[Items listed in a dataset]
■ ■ ■ ■ ■

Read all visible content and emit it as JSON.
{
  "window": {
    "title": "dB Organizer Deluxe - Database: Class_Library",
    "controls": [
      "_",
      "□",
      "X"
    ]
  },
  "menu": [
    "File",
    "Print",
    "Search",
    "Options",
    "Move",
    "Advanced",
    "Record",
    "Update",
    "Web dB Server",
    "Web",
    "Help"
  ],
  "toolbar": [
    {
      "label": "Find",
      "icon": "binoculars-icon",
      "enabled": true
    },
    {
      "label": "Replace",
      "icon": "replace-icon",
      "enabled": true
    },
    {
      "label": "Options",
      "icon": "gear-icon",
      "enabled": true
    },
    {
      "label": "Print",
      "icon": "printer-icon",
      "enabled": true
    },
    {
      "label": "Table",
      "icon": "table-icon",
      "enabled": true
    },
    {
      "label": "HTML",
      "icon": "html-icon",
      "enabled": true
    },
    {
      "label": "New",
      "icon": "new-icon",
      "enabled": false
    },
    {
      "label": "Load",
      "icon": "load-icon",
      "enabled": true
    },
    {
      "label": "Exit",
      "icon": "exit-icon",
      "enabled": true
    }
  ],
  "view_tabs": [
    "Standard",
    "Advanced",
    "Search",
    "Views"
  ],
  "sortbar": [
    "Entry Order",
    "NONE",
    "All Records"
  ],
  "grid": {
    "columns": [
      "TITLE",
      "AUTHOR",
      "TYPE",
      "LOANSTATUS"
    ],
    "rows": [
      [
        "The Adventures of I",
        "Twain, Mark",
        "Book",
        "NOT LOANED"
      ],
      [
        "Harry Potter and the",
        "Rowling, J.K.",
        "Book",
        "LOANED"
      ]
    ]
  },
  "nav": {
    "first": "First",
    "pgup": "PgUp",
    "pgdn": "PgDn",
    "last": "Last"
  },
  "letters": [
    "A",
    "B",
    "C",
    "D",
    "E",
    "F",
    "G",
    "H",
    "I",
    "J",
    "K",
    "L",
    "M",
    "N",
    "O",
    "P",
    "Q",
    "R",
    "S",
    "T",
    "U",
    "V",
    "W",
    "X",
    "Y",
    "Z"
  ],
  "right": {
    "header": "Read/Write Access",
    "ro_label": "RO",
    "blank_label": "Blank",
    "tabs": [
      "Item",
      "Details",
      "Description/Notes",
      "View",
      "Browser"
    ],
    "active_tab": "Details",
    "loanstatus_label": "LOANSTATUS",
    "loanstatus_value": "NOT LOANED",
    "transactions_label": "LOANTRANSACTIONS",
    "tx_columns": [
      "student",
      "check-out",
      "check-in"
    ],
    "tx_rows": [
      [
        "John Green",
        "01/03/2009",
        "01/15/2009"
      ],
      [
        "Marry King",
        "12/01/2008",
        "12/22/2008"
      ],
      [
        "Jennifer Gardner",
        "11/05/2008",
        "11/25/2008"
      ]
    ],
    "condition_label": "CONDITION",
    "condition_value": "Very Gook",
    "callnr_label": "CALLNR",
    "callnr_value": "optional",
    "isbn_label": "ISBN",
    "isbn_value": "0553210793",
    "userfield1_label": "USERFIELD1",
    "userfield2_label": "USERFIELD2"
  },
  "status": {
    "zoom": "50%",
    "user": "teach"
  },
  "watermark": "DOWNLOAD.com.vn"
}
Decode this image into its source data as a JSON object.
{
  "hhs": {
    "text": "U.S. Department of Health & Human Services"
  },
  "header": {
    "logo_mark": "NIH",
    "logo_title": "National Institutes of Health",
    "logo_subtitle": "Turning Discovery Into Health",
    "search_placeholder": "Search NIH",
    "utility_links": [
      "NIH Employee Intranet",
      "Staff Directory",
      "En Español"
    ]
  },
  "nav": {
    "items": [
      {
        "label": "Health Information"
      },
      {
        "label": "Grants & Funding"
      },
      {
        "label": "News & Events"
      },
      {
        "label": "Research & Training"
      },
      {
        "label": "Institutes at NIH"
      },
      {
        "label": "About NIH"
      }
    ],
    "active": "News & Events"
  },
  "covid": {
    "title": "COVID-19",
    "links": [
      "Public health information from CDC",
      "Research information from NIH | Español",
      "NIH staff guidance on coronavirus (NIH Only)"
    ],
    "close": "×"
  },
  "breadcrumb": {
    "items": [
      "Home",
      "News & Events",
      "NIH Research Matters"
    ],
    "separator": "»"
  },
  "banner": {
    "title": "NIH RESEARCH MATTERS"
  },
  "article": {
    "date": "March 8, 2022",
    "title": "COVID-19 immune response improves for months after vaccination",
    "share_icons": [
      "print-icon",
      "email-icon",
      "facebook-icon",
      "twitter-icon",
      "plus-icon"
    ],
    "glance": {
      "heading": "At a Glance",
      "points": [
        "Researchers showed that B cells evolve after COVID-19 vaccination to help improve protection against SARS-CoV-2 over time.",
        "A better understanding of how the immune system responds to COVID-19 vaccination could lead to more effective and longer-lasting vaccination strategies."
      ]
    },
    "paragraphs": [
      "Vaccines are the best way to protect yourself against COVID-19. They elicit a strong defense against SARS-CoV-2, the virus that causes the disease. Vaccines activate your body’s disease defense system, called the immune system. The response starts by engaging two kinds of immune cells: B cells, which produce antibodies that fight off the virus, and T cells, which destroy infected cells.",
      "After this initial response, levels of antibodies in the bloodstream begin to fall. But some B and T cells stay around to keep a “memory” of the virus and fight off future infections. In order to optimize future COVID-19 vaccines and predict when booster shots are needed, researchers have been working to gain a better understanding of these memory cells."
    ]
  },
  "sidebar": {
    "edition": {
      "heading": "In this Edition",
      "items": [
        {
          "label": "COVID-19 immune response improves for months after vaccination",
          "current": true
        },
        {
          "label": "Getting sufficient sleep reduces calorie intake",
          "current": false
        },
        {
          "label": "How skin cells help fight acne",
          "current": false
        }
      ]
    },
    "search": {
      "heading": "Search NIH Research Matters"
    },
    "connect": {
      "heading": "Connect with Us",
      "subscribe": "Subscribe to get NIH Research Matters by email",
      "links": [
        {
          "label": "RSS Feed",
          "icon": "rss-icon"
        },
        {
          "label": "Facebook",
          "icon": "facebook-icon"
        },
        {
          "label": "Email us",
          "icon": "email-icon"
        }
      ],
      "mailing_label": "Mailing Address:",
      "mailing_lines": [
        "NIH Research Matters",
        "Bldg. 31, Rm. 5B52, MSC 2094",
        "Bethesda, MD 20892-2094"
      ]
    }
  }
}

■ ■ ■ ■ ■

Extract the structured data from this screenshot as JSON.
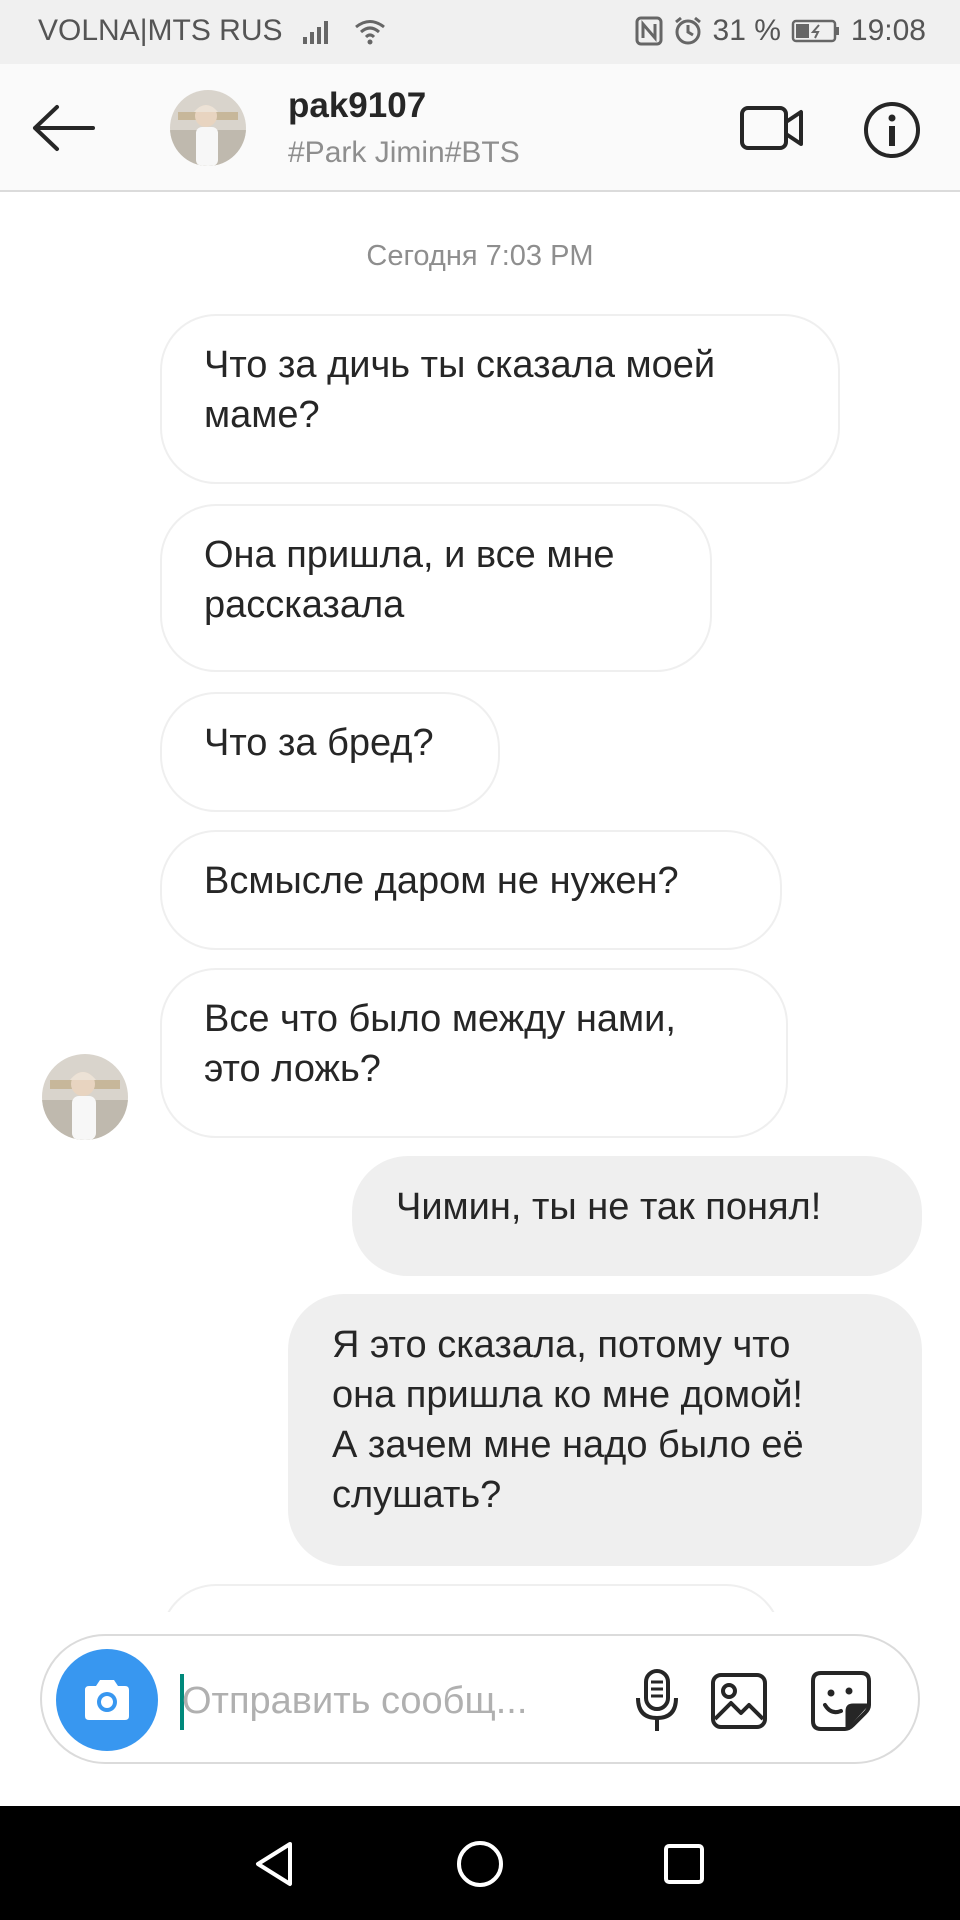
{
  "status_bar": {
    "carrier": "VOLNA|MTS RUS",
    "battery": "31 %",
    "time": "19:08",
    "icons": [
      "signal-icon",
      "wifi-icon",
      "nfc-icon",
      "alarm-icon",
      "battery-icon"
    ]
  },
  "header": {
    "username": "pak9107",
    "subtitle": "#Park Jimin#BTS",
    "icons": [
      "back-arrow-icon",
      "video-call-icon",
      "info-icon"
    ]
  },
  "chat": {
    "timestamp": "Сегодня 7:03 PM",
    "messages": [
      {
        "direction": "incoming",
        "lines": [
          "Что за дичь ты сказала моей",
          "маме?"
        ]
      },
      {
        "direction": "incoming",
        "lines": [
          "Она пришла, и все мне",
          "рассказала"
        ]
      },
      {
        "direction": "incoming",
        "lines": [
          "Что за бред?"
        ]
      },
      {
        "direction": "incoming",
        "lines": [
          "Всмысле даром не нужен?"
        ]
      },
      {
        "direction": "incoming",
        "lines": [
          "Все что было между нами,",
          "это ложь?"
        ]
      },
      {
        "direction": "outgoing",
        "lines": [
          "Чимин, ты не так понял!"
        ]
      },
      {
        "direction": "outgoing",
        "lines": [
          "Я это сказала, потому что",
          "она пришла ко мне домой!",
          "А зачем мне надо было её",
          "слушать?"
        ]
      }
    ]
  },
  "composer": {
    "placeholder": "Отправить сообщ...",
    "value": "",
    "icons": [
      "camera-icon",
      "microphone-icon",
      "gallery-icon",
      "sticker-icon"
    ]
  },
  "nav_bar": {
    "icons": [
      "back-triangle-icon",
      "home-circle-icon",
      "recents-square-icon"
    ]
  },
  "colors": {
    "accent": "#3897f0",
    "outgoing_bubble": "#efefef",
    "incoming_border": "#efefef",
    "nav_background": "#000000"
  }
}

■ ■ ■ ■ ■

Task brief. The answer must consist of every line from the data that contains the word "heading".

Response area.
      "heading": "At a Glance",
      "heading": "In this Edition",
      "heading": "Search NIH Research Matters"
      "heading": "Connect with Us",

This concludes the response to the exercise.